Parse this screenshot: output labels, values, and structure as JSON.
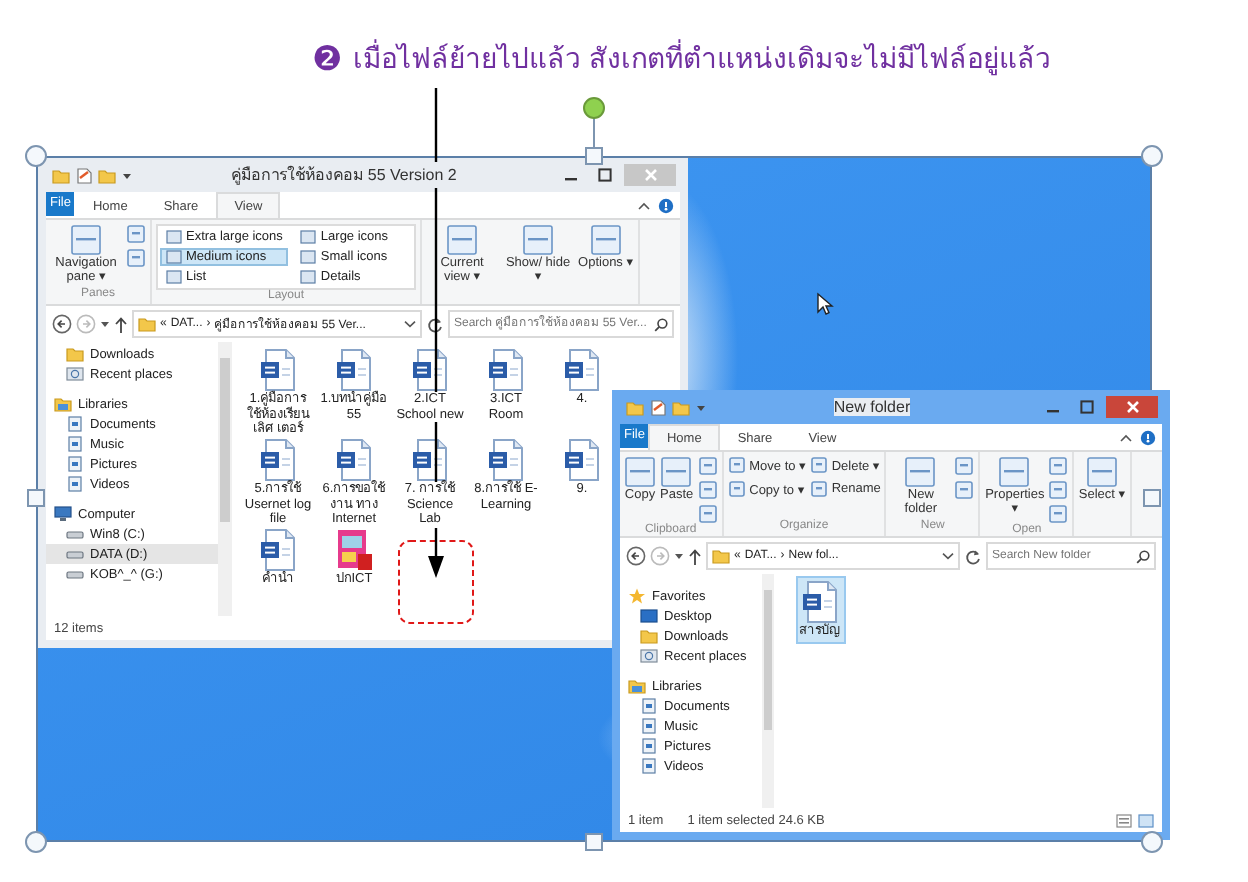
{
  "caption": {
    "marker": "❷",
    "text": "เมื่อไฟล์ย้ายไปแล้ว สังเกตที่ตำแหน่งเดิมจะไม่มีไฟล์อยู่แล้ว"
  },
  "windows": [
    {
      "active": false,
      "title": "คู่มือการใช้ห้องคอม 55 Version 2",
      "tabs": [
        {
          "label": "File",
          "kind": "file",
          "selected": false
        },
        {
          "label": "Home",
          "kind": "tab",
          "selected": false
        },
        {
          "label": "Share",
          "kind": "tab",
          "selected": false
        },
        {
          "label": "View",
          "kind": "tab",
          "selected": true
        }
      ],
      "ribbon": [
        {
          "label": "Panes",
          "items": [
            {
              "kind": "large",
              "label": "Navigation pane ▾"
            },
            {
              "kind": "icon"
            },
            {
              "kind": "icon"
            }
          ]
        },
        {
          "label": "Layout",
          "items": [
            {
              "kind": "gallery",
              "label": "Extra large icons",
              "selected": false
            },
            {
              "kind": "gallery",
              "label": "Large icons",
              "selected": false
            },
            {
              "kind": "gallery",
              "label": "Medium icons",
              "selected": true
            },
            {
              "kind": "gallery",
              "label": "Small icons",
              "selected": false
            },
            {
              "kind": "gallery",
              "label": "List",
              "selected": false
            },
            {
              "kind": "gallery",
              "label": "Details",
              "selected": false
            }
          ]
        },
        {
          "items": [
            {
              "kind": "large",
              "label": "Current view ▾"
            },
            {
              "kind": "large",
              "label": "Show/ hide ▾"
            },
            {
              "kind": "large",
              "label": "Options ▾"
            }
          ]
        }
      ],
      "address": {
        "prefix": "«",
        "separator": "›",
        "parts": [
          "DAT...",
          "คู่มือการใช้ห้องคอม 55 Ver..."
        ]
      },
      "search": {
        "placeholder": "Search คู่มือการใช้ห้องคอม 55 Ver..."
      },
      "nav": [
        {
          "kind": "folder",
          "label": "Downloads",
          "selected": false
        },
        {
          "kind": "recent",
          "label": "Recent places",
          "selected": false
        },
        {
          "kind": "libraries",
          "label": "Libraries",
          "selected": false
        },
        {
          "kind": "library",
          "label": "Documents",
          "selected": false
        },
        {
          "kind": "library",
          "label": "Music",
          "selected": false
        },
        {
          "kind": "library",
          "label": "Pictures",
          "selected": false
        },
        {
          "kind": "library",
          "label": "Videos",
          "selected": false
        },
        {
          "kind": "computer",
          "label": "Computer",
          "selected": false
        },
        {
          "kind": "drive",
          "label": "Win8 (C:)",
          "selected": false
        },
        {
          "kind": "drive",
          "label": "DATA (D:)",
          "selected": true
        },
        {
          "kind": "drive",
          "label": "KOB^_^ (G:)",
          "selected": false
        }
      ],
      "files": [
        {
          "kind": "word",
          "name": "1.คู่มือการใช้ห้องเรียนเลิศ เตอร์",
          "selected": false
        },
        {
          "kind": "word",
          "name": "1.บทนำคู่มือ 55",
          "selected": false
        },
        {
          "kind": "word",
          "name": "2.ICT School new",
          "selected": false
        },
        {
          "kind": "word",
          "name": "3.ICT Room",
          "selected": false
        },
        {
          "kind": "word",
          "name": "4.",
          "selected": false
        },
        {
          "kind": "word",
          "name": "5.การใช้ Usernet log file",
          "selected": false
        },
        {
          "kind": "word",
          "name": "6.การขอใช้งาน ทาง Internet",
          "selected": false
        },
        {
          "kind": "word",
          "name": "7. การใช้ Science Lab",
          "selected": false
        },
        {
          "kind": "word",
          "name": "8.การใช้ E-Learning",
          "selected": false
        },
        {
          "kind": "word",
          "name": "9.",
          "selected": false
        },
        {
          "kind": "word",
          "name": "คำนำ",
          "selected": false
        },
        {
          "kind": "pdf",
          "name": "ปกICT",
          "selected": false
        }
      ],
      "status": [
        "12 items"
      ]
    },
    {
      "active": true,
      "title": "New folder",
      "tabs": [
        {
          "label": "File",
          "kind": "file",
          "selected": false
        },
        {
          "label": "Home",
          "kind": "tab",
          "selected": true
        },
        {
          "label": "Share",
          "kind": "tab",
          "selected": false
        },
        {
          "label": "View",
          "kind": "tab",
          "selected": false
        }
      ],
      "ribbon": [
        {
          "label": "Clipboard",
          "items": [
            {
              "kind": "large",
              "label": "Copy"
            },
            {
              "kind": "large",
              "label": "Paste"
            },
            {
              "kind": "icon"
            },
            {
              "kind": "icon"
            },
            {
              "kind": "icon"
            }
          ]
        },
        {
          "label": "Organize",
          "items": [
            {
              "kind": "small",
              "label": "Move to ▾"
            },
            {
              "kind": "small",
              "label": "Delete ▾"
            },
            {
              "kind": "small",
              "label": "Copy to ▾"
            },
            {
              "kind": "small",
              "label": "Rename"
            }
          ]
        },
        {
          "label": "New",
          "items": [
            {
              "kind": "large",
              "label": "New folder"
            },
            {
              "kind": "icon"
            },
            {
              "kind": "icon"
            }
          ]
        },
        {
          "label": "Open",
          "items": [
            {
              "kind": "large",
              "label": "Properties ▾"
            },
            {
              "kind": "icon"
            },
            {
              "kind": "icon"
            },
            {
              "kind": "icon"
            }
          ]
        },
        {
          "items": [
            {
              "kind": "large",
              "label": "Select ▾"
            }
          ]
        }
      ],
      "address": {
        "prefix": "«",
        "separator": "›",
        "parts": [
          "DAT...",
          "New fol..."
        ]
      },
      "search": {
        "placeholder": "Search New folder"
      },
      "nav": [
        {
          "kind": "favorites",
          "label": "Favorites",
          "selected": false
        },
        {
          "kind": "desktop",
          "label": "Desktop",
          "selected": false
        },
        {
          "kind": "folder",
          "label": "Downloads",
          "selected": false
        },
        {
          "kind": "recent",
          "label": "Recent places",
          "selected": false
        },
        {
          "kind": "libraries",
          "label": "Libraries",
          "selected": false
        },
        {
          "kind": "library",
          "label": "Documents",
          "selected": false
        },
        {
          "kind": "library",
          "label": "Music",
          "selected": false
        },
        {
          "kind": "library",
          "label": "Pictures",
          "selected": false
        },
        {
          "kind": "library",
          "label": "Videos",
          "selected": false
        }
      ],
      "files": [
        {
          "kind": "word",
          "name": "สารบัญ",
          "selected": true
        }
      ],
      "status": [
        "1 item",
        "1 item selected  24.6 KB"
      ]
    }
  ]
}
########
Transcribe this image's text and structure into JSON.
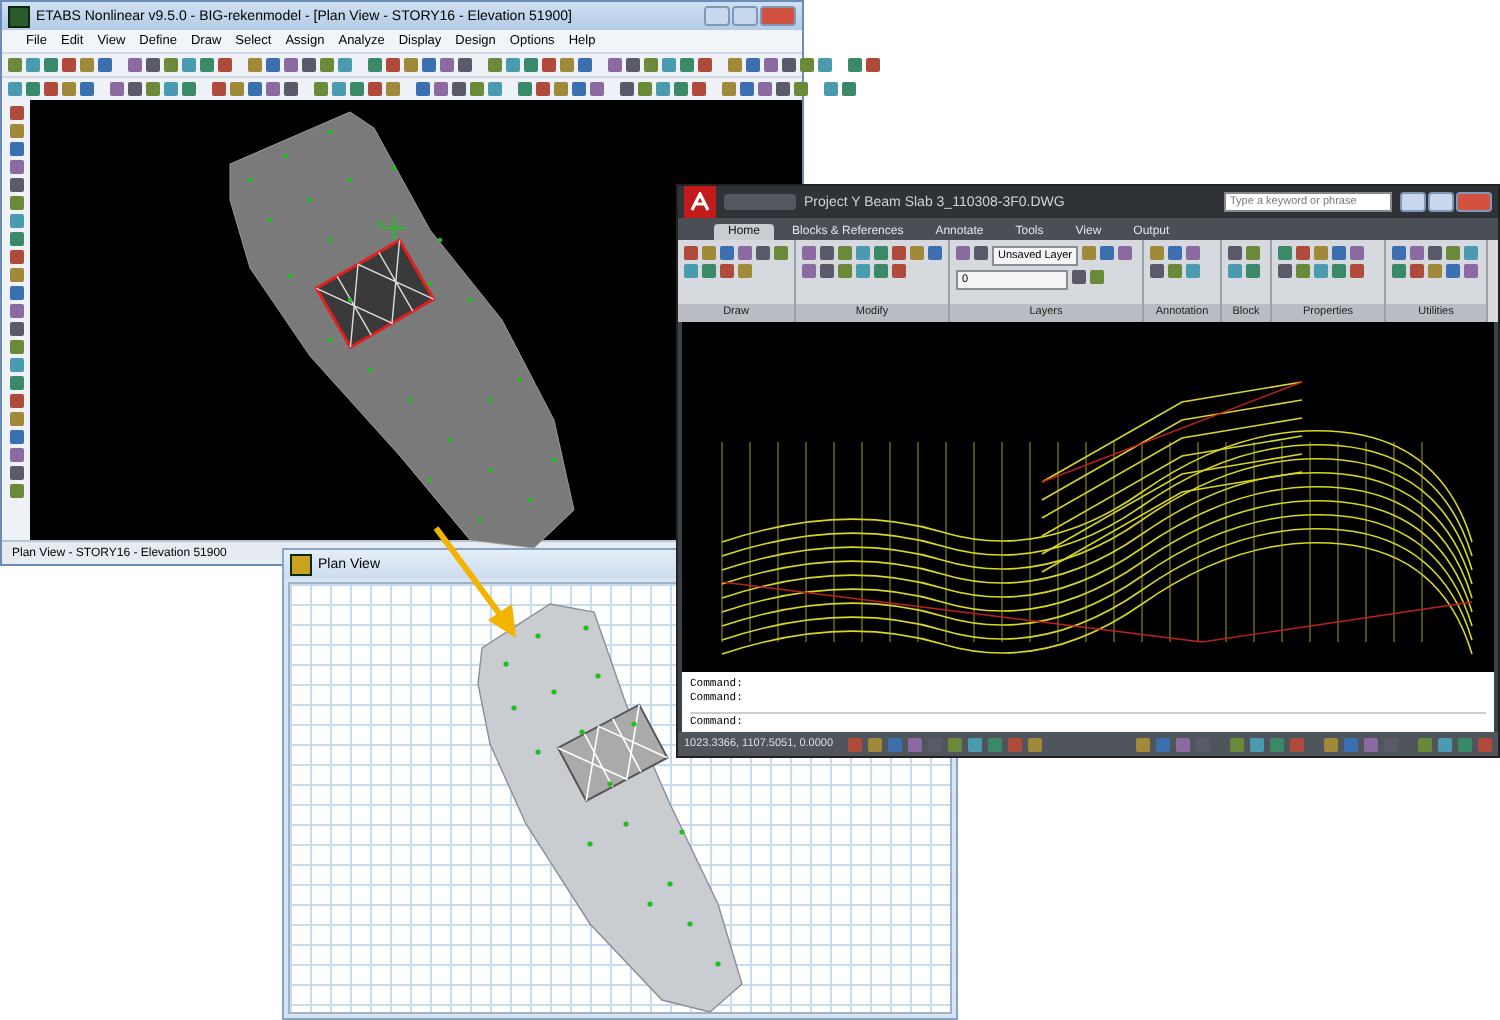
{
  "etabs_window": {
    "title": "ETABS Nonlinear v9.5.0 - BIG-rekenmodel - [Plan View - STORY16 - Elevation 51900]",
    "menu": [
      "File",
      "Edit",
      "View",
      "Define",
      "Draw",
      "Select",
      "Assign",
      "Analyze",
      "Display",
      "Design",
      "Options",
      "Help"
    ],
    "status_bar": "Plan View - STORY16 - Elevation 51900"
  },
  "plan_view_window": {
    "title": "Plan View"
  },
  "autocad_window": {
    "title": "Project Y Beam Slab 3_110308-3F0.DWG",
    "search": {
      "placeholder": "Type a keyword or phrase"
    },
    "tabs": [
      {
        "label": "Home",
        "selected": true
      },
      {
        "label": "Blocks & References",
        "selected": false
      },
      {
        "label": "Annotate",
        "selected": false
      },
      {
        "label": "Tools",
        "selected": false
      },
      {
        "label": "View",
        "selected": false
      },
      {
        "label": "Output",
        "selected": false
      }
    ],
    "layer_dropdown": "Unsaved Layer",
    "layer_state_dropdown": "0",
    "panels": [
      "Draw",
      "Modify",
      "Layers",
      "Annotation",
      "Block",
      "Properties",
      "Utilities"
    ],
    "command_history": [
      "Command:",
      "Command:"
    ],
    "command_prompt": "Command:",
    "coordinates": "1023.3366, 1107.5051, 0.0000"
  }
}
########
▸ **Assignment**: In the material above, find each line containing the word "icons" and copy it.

▸ **Task answer**:
              "label": "Extra large icons",
              "label": "Large icons",
              "label": "Medium icons",
              "label": "Small icons",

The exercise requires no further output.